GOAL OF THE EXERCISE: Pull every line of the entries that has the word "Bệnh".

════════════════════

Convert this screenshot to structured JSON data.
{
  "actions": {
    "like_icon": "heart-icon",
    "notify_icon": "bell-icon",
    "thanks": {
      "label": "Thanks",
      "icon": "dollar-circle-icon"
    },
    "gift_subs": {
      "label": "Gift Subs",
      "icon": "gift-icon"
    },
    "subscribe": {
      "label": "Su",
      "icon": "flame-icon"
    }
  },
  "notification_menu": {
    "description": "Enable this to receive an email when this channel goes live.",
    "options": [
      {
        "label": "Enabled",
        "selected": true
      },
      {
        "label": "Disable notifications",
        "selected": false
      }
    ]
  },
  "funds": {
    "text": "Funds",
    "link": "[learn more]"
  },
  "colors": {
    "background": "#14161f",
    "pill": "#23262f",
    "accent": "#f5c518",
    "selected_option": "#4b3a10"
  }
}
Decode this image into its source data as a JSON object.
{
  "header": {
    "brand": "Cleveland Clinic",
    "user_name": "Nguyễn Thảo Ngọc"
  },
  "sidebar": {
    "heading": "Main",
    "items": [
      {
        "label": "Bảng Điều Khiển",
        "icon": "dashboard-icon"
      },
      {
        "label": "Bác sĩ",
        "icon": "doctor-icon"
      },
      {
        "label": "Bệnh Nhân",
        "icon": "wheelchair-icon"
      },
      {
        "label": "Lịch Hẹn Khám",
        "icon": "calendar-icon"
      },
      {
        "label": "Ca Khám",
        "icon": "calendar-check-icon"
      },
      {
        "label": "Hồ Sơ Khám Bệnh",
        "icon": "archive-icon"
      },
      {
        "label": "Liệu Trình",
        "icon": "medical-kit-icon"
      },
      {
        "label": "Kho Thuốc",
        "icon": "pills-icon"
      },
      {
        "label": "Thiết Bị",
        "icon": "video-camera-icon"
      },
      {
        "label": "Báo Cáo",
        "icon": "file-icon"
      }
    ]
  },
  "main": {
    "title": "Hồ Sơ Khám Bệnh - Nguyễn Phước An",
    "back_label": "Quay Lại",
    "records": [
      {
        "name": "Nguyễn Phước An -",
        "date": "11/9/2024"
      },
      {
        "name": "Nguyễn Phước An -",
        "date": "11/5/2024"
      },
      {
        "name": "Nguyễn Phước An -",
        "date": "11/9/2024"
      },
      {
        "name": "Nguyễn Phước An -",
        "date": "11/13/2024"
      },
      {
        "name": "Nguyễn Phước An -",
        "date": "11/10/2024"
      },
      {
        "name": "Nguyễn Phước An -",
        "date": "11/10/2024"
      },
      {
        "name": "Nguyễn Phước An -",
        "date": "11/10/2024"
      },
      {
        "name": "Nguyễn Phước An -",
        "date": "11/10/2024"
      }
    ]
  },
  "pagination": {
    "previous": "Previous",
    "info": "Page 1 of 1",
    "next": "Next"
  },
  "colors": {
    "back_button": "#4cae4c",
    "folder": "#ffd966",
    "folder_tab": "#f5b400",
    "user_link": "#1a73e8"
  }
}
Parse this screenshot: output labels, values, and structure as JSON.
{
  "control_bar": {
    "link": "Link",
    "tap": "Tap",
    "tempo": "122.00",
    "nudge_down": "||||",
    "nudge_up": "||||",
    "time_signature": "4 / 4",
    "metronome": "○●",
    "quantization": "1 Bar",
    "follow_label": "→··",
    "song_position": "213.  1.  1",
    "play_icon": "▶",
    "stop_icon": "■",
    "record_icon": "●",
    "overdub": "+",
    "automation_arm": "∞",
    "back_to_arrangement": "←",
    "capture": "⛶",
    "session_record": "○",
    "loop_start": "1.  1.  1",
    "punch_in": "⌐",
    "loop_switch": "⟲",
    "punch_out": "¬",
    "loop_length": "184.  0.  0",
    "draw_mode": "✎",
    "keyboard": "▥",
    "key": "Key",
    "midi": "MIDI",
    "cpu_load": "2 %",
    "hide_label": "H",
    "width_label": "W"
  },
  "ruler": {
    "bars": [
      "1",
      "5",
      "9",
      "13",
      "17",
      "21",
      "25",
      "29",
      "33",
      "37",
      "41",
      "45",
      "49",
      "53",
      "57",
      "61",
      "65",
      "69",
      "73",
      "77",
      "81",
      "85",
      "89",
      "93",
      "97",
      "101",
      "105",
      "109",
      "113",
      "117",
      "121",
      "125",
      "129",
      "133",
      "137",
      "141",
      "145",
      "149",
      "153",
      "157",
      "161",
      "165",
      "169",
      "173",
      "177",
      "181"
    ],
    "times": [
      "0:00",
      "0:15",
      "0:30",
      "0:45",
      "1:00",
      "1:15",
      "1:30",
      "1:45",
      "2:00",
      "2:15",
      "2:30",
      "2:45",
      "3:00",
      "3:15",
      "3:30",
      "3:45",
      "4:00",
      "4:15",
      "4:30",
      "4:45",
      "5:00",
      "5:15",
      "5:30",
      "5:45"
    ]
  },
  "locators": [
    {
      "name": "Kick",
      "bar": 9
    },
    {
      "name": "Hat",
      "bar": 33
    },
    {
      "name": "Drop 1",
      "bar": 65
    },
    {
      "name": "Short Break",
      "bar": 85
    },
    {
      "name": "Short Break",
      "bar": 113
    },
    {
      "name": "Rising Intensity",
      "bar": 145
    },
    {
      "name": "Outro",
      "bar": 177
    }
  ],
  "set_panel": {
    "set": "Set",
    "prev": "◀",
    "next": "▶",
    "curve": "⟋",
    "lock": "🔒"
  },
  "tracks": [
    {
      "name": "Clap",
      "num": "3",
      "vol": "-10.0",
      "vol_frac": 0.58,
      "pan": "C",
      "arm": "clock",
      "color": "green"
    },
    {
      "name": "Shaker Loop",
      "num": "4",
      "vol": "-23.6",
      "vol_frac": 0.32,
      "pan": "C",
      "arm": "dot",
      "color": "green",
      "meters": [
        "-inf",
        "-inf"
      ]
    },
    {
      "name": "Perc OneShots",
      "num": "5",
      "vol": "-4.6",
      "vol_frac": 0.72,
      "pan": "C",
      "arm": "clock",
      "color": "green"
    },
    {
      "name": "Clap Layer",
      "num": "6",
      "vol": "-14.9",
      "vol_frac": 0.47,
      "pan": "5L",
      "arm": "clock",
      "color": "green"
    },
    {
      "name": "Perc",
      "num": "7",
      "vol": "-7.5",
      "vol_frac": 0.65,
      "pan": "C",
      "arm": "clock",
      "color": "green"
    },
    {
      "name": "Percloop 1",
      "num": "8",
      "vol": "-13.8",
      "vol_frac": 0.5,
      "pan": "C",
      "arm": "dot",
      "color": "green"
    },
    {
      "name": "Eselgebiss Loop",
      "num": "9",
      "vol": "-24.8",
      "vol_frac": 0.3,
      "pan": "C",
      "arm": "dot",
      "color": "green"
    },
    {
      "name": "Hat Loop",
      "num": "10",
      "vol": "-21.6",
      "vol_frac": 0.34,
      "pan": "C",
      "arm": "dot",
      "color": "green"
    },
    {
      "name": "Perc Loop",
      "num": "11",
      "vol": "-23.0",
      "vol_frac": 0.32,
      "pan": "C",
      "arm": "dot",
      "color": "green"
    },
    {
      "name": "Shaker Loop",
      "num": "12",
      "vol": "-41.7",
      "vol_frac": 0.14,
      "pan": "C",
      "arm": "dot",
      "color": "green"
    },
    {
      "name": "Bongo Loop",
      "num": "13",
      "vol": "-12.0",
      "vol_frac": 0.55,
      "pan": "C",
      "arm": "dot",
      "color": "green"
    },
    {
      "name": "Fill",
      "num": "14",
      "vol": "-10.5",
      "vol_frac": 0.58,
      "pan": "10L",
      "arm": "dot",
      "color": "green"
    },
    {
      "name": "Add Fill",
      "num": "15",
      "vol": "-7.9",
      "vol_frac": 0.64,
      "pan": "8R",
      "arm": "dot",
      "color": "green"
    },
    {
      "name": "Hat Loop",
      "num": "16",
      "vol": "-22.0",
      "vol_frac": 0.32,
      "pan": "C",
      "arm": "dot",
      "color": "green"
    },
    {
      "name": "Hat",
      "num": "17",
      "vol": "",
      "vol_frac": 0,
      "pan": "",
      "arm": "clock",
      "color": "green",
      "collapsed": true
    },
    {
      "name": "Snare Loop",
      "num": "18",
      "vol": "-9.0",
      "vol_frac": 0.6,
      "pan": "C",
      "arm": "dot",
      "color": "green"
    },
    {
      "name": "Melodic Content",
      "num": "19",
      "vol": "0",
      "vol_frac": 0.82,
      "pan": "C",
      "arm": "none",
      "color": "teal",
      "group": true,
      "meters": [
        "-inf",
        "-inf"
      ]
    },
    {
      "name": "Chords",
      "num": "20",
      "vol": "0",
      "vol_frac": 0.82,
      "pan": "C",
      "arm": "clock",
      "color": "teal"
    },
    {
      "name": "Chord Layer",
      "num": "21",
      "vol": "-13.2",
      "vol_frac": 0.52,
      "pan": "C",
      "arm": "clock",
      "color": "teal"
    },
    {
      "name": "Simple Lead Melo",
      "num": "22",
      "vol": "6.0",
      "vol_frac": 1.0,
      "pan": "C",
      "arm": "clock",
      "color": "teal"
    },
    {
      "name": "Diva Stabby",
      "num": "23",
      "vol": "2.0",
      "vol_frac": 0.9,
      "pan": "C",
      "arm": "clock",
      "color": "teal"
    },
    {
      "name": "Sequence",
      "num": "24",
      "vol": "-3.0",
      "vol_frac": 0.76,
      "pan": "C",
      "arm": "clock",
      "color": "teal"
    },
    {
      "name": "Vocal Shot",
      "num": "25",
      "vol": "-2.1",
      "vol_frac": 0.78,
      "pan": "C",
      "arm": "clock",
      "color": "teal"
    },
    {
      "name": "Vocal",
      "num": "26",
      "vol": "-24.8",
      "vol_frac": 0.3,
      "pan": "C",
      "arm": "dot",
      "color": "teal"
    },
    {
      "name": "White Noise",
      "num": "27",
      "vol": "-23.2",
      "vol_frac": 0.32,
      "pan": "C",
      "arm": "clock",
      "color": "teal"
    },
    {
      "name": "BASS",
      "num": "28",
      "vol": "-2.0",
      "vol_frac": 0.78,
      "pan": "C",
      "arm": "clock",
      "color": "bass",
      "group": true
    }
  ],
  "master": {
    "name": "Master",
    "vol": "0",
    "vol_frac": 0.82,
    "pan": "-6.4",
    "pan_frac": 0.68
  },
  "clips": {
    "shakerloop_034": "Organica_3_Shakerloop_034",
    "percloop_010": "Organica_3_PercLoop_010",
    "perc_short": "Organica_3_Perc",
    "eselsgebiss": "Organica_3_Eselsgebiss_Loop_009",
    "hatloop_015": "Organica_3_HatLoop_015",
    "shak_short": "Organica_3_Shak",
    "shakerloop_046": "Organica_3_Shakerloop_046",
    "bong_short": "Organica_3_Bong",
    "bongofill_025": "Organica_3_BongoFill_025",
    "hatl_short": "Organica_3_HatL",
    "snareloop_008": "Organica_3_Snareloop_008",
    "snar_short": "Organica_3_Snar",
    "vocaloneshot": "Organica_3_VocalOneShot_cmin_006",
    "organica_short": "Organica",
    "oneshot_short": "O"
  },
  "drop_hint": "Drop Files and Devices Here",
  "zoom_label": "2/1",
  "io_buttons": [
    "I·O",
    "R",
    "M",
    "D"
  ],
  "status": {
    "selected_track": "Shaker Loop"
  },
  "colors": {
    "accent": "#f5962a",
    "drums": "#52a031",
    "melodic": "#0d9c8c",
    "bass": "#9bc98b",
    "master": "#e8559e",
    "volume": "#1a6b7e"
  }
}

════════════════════

YOUR RESPONSE:
        "label": "Bệnh Nhân",
        "label": "Hồ Sơ Khám Bệnh",
    "title": "Hồ Sơ Khám Bệnh - Nguyễn Phước An",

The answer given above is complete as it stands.